TRY IT
Your reproduction of the entries should be exact and should contain no pictures.
* * * * * * * * *
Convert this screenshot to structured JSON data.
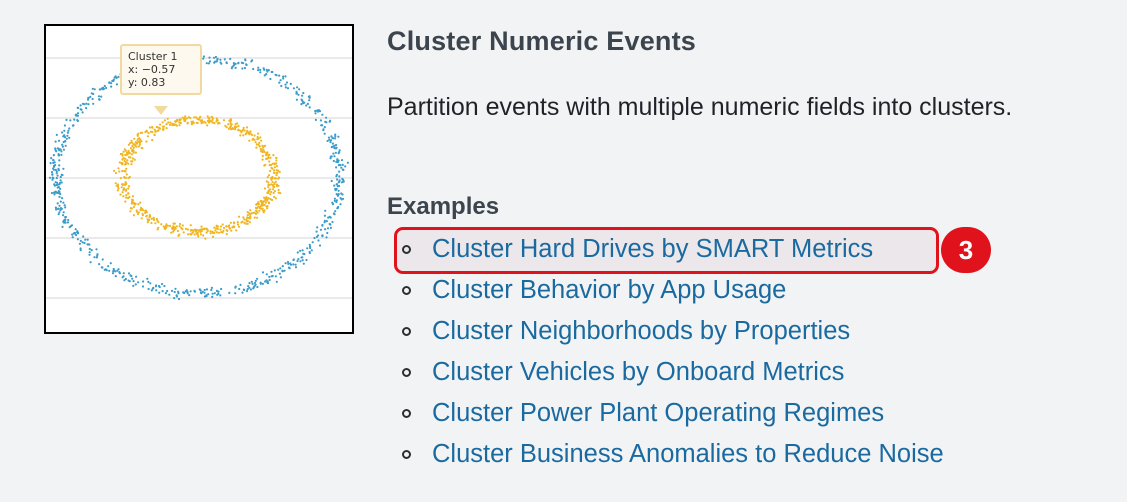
{
  "thumbnail": {
    "tooltip": {
      "line1": "Cluster 1",
      "line2": "x: −0.57",
      "line3": "y: 0.83"
    },
    "colors": {
      "outer": "#3b9bc9",
      "inner": "#f0b521",
      "grid": "#d6d6d6"
    }
  },
  "title": "Cluster Numeric Events",
  "description": "Partition events with multiple numeric fields into clusters.",
  "examples_heading": "Examples",
  "examples": [
    "Cluster Hard Drives by SMART Metrics",
    "Cluster Behavior by App Usage",
    "Cluster Neighborhoods by Properties",
    "Cluster Vehicles by Onboard Metrics",
    "Cluster Power Plant Operating Regimes",
    "Cluster Business Anomalies to Reduce Noise"
  ],
  "annotation": {
    "badge": "3",
    "color": "#e0121b"
  }
}
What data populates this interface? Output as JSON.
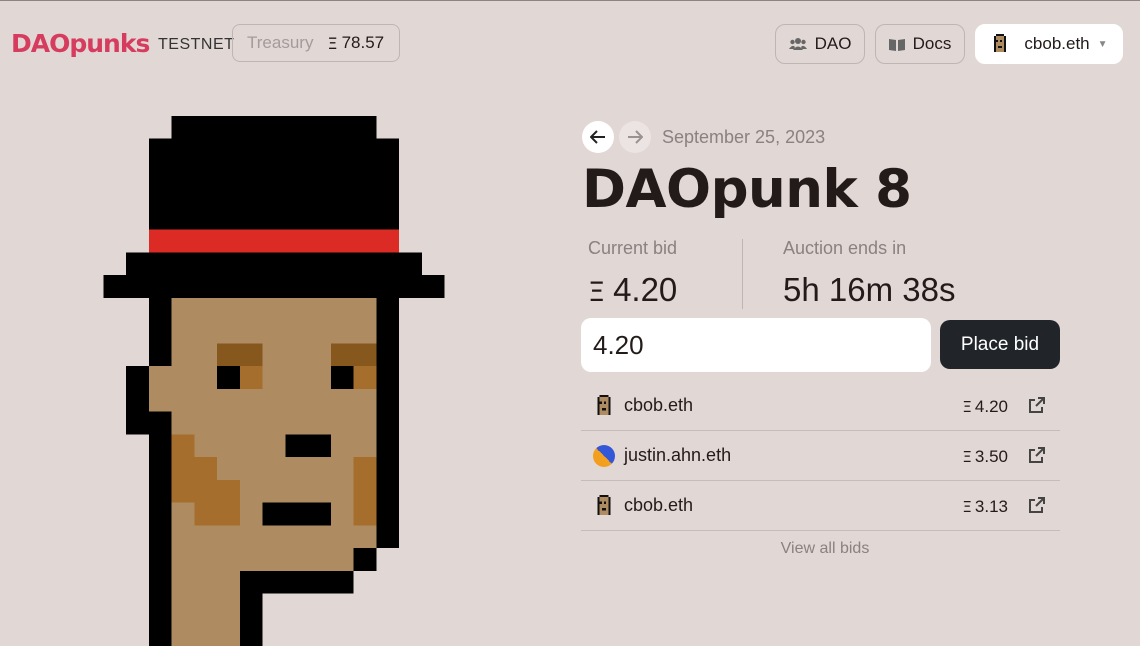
{
  "header": {
    "logo": "DAOpunks",
    "network": "TESTNET",
    "treasury_label": "Treasury",
    "eth_symbol": "Ξ",
    "treasury_value": "78.57",
    "dao_label": "DAO",
    "docs_label": "Docs",
    "account_label": "cbob.eth"
  },
  "auction": {
    "date": "September 25, 2023",
    "title": "DAOpunk 8",
    "current_bid_label": "Current bid",
    "current_bid_value": "4.20",
    "ends_label": "Auction ends in",
    "ends_value": "5h 16m 38s",
    "bid_input_value": "4.20",
    "place_bid_label": "Place bid",
    "view_all_label": "View all bids"
  },
  "bids": [
    {
      "name": "cbob.eth",
      "amount": "4.20",
      "avatar": "punk-avatar"
    },
    {
      "name": "justin.ahn.eth",
      "amount": "3.50",
      "avatar": "gradient-avatar"
    },
    {
      "name": "cbob.eth",
      "amount": "3.13",
      "avatar": "punk-avatar"
    }
  ],
  "colors": {
    "background": "#e1d7d5",
    "brand": "#d63c5e",
    "hat_band": "#dc2b24",
    "skin": "#ae8b61",
    "button_dark": "#212529"
  }
}
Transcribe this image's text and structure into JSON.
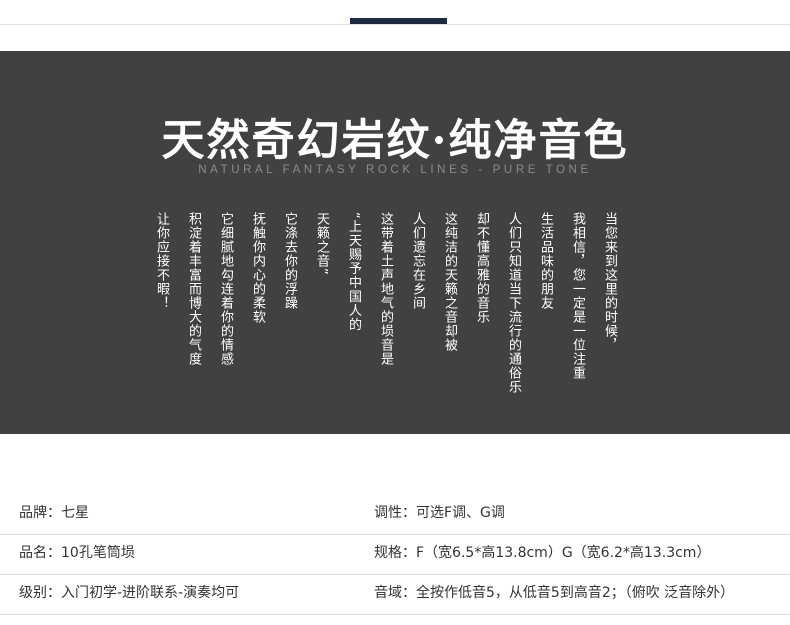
{
  "banner": {
    "title": "天然奇幻岩纹·纯净音色",
    "subtitle": "NATURAL FANTASY ROCK LINES - PURE TONE",
    "poem_columns": [
      "当您来到这里的时候，",
      "我相信，您一定是一位注重",
      "生活品味的朋友",
      "人们只知道当下流行的通俗乐",
      "却不懂高雅的音乐",
      "这纯洁的天籁之音却被",
      "人们遗忘在乡间",
      "这带着土声地气的埙音是",
      "“上天赐予中国人的",
      "天籁之音”",
      "它涤去你的浮躁",
      "抚触你内心的柔软",
      "它细腻地勾连着你的情感",
      "积淀着丰富而博大的气度",
      "让你应接不暇！"
    ]
  },
  "specs": [
    {
      "left": "品牌：七星",
      "right": "调性：可选F调、G调"
    },
    {
      "left": "品名：10孔笔筒埙",
      "right": "规格：F（宽6.5*高13.8cm）G（宽6.2*高13.3cm）"
    },
    {
      "left": "级别：入门初学-进阶联系-演奏均可",
      "right": "音域：全按作低音5，从低音5到高音2；（俯吹 泛音除外）"
    }
  ]
}
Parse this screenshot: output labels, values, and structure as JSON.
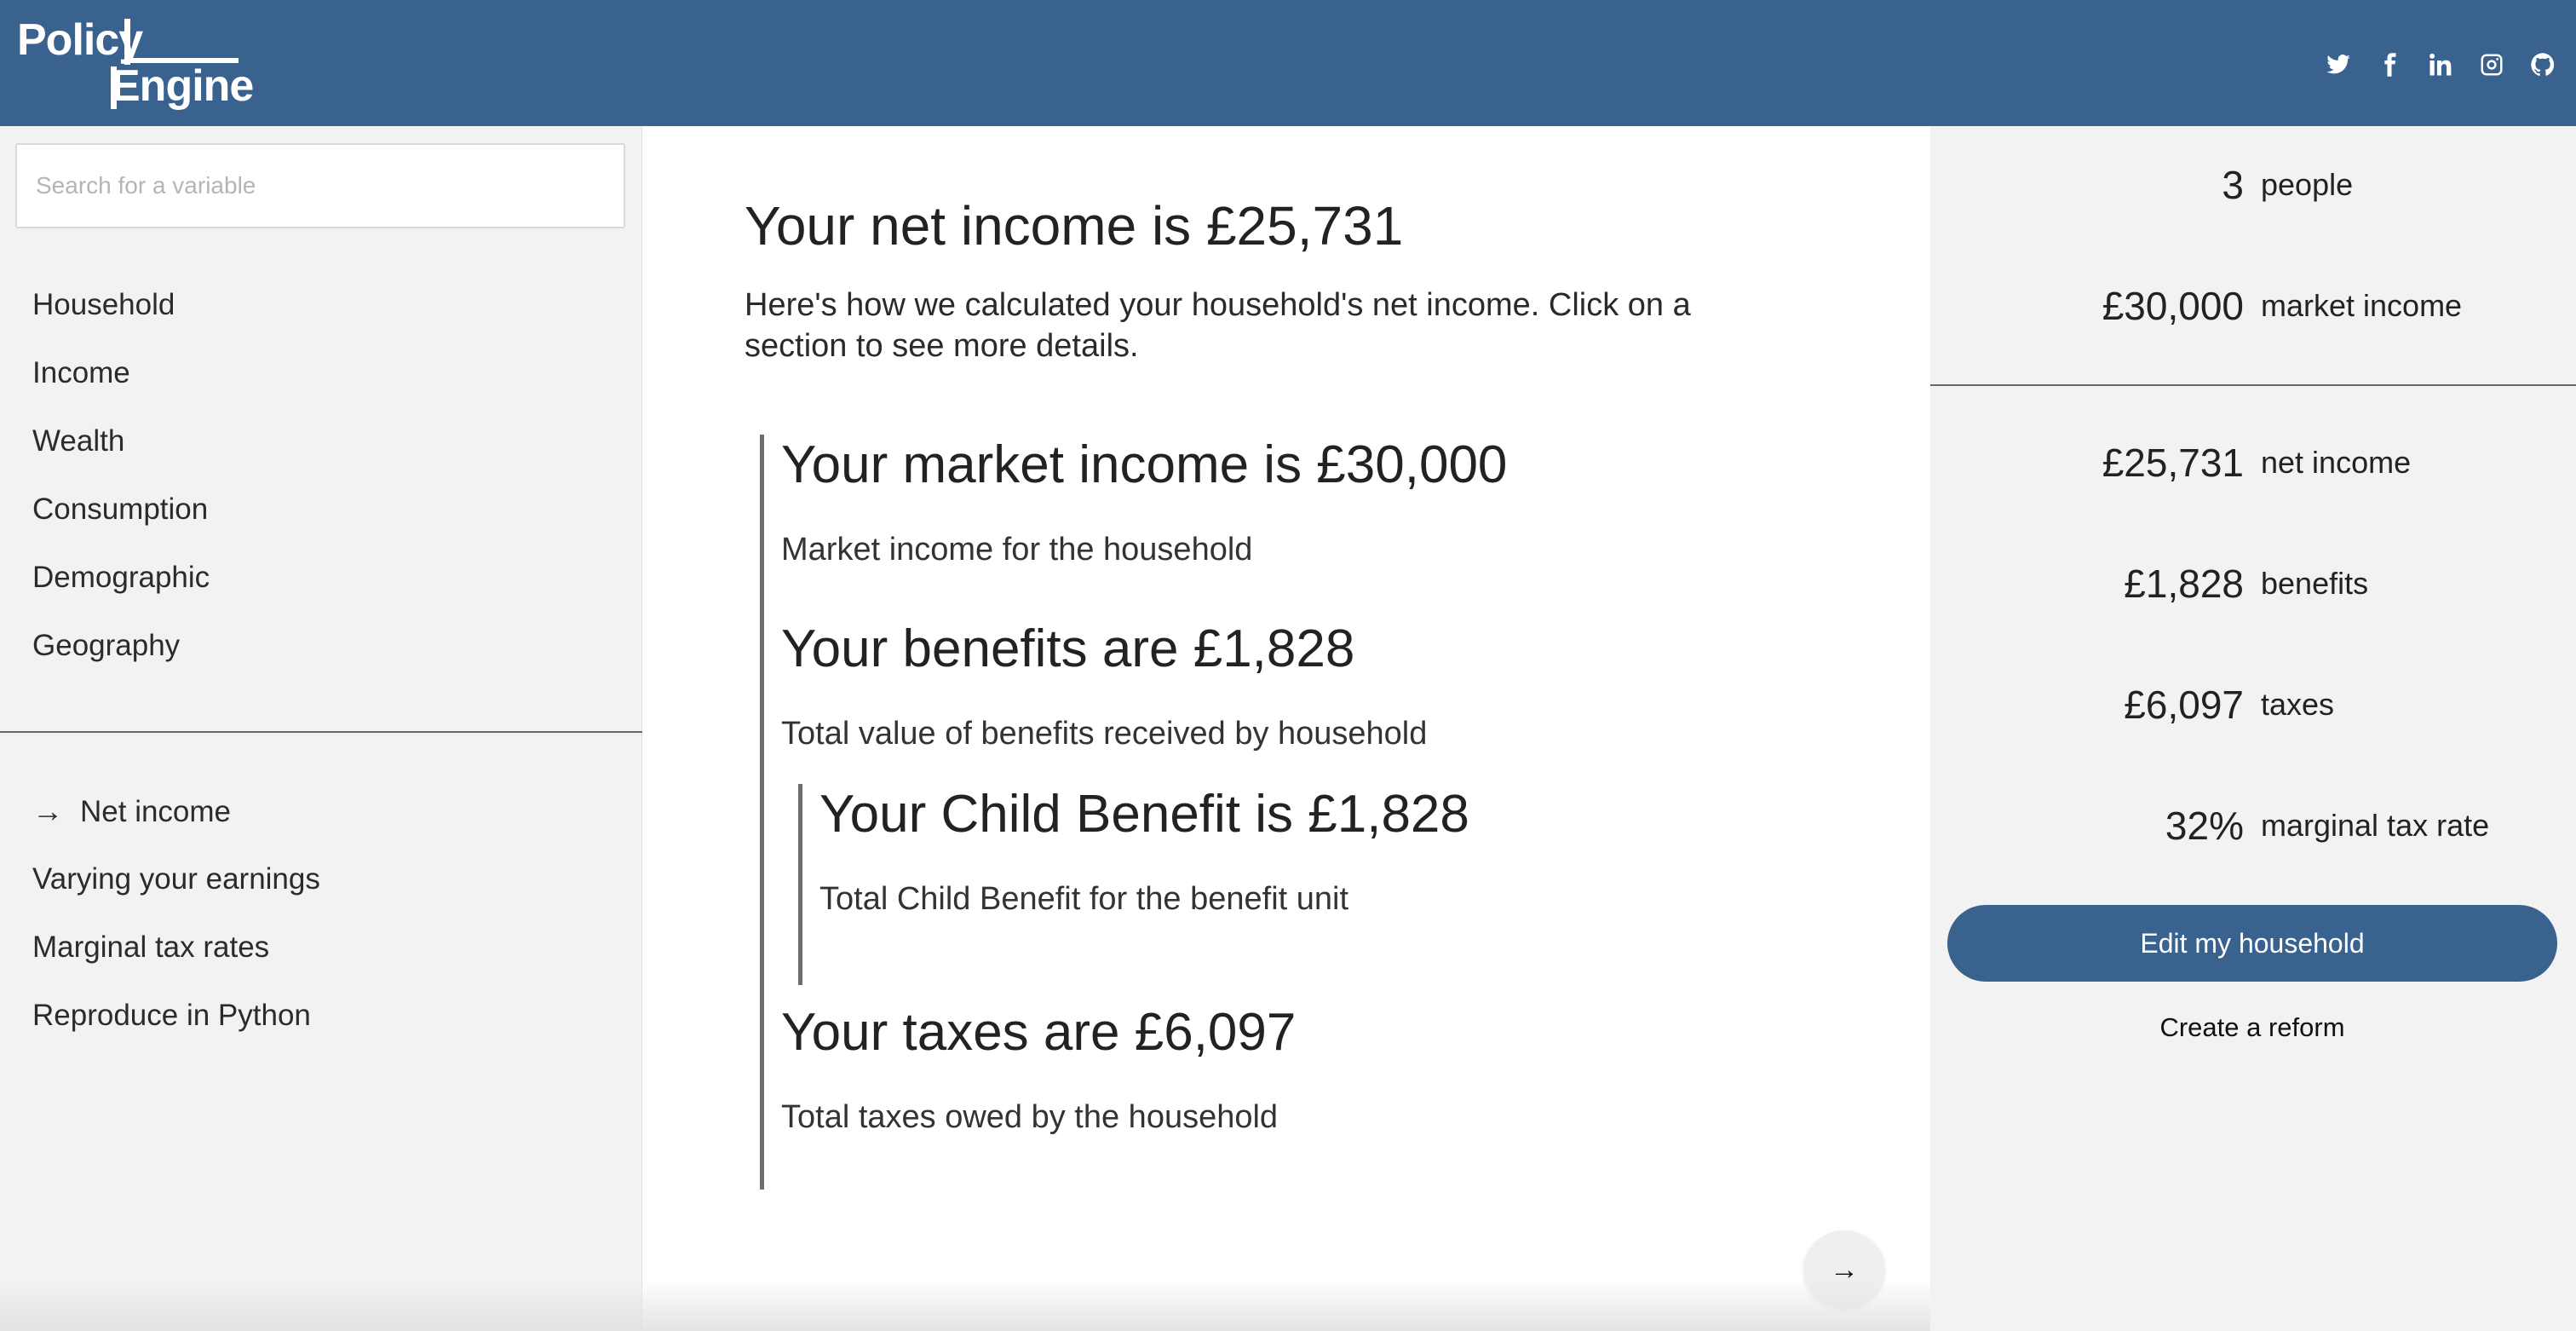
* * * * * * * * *
FINISHED EXERCISE
Convert this screenshot to structured JSON data.
{
  "thumbnail": {
    "tooltip": {
      "line1": "Cluster 1",
      "line2": "x: −0.57",
      "line3": "y: 0.83"
    },
    "colors": {
      "outer": "#3b9bc9",
      "inner": "#f0b521",
      "grid": "#d6d6d6"
    }
  },
  "title": "Cluster Numeric Events",
  "description": "Partition events with multiple numeric fields into clusters.",
  "examples_heading": "Examples",
  "examples": [
    "Cluster Hard Drives by SMART Metrics",
    "Cluster Behavior by App Usage",
    "Cluster Neighborhoods by Properties",
    "Cluster Vehicles by Onboard Metrics",
    "Cluster Power Plant Operating Regimes",
    "Cluster Business Anomalies to Reduce Noise"
  ],
  "annotation": {
    "badge": "3",
    "color": "#e0121b"
  }
}
What data populates this interface? Output as JSON.
{
  "header": {
    "logo": "DAOpunks",
    "network": "TESTNET",
    "treasury_label": "Treasury",
    "eth_symbol": "Ξ",
    "treasury_value": "78.57",
    "dao_label": "DAO",
    "docs_label": "Docs",
    "account_label": "cbob.eth"
  },
  "auction": {
    "date": "September 25, 2023",
    "title": "DAOpunk 8",
    "current_bid_label": "Current bid",
    "current_bid_value": "4.20",
    "ends_label": "Auction ends in",
    "ends_value": "5h 16m 38s",
    "bid_input_value": "4.20",
    "place_bid_label": "Place bid",
    "view_all_label": "View all bids"
  },
  "bids": [
    {
      "name": "cbob.eth",
      "amount": "4.20",
      "avatar": "punk-avatar"
    },
    {
      "name": "justin.ahn.eth",
      "amount": "3.50",
      "avatar": "gradient-avatar"
    },
    {
      "name": "cbob.eth",
      "amount": "3.13",
      "avatar": "punk-avatar"
    }
  ],
  "colors": {
    "background": "#e1d7d5",
    "brand": "#d63c5e",
    "hat_band": "#dc2b24",
    "skin": "#ae8b61",
    "button_dark": "#212529"
  }
}
Transcribe this image's text and structure into JSON.
{
  "banner": {
    "title": "天然奇幻岩纹·纯净音色",
    "subtitle": "NATURAL FANTASY ROCK LINES - PURE TONE",
    "poem_columns": [
      "当您来到这里的时候，",
      "我相信，您一定是一位注重",
      "生活品味的朋友",
      "人们只知道当下流行的通俗乐",
      "却不懂高雅的音乐",
      "这纯洁的天籁之音却被",
      "人们遗忘在乡间",
      "这带着土声地气的埙音是",
      "“上天赐予中国人的",
      "天籁之音”",
      "它涤去你的浮躁",
      "抚触你内心的柔软",
      "它细腻地勾连着你的情感",
      "积淀着丰富而博大的气度",
      "让你应接不暇！"
    ]
  },
  "specs": [
    {
      "left": "品牌：七星",
      "right": "调性：可选F调、G调"
    },
    {
      "left": "品名：10孔笔筒埙",
      "right": "规格：F（宽6.5*高13.8cm）G（宽6.2*高13.3cm）"
    },
    {
      "left": "级别：入门初学-进阶联系-演奏均可",
      "right": "音域：全按作低音5，从低音5到高音2；（俯吹 泛音除外）"
    }
  ]
}
Parse this screenshot: output labels, values, and structure as JSON.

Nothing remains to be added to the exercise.